Many companies have an “inner circle” level of products or special membership that is the pinnacle of this backend marketing—and the highest ticket items. In this level you might even have certain customers become “partners,” offering your products on their own sites in exchange for a commission.
Remember that the customer relationship management systems available today make it easy to highlight your best customers—so there’s no excuse not to engage with these folks directly.
Another option available today is to follow up with your interested and engaged prospects across multiple properties on the internet.
As an example, if somebody clicks on a link in an email you send and visits your web page with your offer but doesn't purchase, you can show them follow-up ads when they visit Facebook or other websites across the internet. This is called regtargeting and is a very powerful marketing method.
Of course, no relationship is just one way. Relationship marketing is definitely a “two-way” street. By that I mean that you should give your customers a chance to give you feedback. Address their concerns and suggestions, whether it’s responding to emails or posts on Facebook, Twitter, or other social media. You must stay active in this channel and keep the conversation going.
Once you turn one-time customers into loyal followers, you can bet that they will help you reach even more people. They’ll become promoters who refer you to their friends, family, and people they reach online. With the reach of social media, this is an especially powerful avenue to increase your customer base and revenue. And like I said before, it drives your average cost of customer acquisition.
It’s also important that you reward your loyal customers by giving them things for free. Send out complimentary offers to create a feeling of goodwill. The psychological element of reciprocity is at play here too. When you give somebody something, they fee like they have to give you something in return. In this case, usually by buying something.
The Importance of Customer Service
One element of relationship marketing you can’t forget is customer service. When your customers have an issue… you must be responsive and accommodating.
- Always honor your money-back guarantee
- If something breaks, fix it or send a replacement
- Issue credits if a service is down
For your VIPs (top customers) especially you should bend over backwards to accommodate them. If they were to stop doing business with you… you could lose thousands of dollars… and your reputation as a company could be tarnished forever, which could have a huge impact on your bottom line.
With the proliferation of social media it's easier for unhappy customers to express their displeasure with you and your company on social media and damage your brand. You'll want to be proactive on social media and address any issues up front in a public forum.

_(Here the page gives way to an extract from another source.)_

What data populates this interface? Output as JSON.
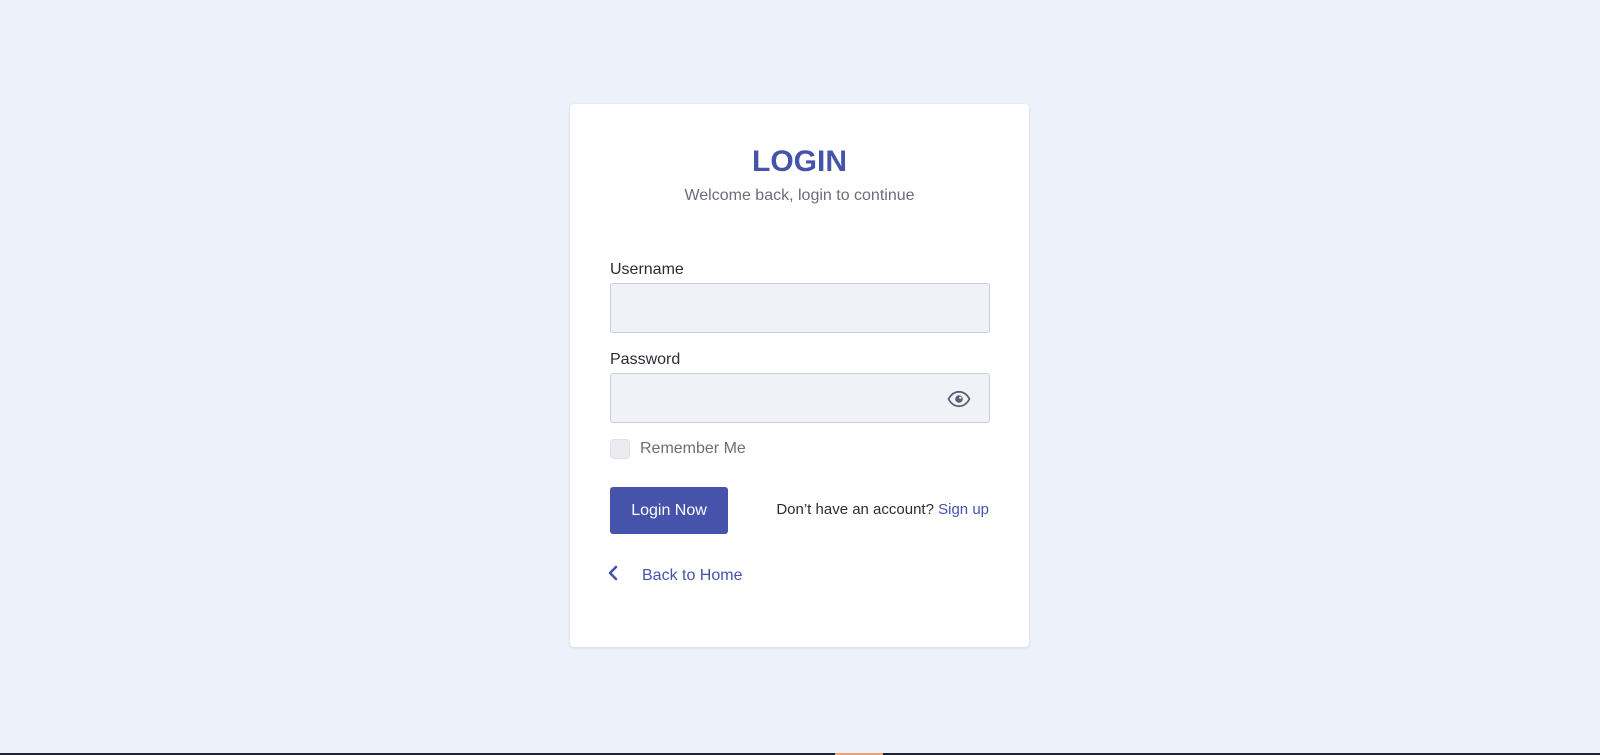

Kick-Start Your Relationship Marketing Now
Even if you’re a relatively new business, you can still start your relationship marketing efforts. Pay attention to who your best customers are and make an extra effort to engage with them. Get active on Facebook and other social media. And always provide useful content to your prospect and customers… so they come to see you as a trusted resource and not just someone trying to sell them something.